Why do you favor cold rice and cold noodles in Japan?
Seen from the foreign students in Japan-Japanese social phenomena from a global perspective-
Updated on Aug 24 2015
Q.In Italy, we rarely eat cold meals. Why do you favor cold rice and cold noodles in Japan?
A.The culture of “bento” is deeply rooted in Japanese society

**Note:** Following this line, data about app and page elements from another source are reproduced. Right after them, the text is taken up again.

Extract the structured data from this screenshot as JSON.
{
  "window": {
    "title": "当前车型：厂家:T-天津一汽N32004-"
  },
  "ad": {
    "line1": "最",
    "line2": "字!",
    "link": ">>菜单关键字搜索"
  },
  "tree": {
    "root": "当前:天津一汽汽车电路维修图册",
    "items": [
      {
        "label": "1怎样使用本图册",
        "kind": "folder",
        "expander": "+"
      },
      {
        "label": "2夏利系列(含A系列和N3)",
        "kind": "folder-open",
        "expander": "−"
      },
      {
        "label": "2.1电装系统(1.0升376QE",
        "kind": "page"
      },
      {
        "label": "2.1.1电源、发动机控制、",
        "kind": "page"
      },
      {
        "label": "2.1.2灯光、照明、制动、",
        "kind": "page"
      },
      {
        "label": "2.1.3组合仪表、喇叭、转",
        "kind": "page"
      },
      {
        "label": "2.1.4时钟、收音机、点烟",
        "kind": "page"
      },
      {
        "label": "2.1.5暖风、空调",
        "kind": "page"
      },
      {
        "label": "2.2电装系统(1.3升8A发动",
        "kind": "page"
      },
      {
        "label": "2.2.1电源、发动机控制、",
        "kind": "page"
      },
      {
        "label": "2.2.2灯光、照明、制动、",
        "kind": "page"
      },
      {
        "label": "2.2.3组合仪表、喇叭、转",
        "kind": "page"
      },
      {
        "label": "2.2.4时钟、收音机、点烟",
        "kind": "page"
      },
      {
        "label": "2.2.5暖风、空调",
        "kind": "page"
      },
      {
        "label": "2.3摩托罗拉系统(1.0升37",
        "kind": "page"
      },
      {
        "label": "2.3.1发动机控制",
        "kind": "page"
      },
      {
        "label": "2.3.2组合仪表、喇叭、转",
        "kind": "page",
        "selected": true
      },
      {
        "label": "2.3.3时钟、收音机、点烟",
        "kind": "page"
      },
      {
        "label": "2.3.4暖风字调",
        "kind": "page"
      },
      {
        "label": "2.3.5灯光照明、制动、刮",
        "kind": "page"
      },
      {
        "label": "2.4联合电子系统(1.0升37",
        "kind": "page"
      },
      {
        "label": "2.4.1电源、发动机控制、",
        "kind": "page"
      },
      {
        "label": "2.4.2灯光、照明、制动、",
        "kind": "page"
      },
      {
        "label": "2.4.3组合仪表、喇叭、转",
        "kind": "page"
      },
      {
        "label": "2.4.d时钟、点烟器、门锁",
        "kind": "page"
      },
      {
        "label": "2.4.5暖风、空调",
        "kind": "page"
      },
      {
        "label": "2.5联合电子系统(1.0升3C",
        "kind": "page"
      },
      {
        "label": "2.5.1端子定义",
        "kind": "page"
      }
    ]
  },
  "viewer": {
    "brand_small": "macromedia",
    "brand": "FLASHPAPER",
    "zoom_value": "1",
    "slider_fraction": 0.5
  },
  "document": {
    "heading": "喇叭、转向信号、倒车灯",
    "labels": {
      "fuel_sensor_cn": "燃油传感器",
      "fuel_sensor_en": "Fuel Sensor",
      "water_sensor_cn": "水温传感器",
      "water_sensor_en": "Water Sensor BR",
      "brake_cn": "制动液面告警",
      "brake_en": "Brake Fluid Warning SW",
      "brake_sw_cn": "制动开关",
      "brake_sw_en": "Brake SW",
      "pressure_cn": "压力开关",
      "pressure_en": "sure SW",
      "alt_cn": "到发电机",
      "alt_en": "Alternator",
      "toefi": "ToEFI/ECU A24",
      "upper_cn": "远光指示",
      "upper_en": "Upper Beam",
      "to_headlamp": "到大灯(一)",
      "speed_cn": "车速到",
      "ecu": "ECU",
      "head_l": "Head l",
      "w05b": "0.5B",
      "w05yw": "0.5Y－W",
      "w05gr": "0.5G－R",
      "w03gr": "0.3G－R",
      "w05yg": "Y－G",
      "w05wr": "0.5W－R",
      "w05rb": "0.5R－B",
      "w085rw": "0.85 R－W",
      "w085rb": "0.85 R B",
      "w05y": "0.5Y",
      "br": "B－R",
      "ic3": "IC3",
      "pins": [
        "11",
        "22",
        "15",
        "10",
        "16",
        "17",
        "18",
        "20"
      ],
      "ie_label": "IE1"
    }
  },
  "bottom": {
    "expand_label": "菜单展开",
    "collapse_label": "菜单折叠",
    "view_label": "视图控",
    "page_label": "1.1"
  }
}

The fact that Japanese people eat cold meals reflects the culture of “bento”（弁当） or “obento”（お弁当） box lunches, which is deeply rooted in Japanese society. The history of bento goes back to the Nara-Heian period （710-1185）, during which travelers and soldiers had a custom of taking with them food contained in “kochu” （行厨, which literally means “moving kitchen”）or “tonjiki” （屯食, which means “gather” and “food”）. The classic anthology “Manyoshu” （Collection of Ten Thousand Leaves） includes a poem written by Arima no Miko （Prince Arima）: 家にあれば笥に盛る飯を草枕旅にしあれば椎の葉に盛る（While on a trip using a grass pillow, a meal is served on leaves of the chinquapin tree in lieu of tableware used at home）. Donjiki was a term used during the Edo period （1603-1867） to refer to onigiri （おにぎり）, rice balls. As the culture of merchants and commoners flourished in the Edo period, the culture of bento emerged alongside people taking bento lunches with them when going on outings such as picnics, theatergoing, or trips. There is a technical factor behind the development of the culture of bento ― it was difficult to keep cooked rice warm at that time. Japanese people used an “ohitsu” （おひつ） or a round, wooden container to keep cooked rice warm for a short while and devised the “ochazuke” （お茶漬け） style of pouring hot tea or water over cold, cooked rice. At any rate, the culture of enjoying cold meals contained in bento boxes is so prevalent in Japanese society that Japanese people feel little resistance to cold meals. The development of various cooking solutions for cold food in recent years is one reason for the widespread popularity of “konbini bento”（コンビニ弁当）, box lunches sold at convenience stores.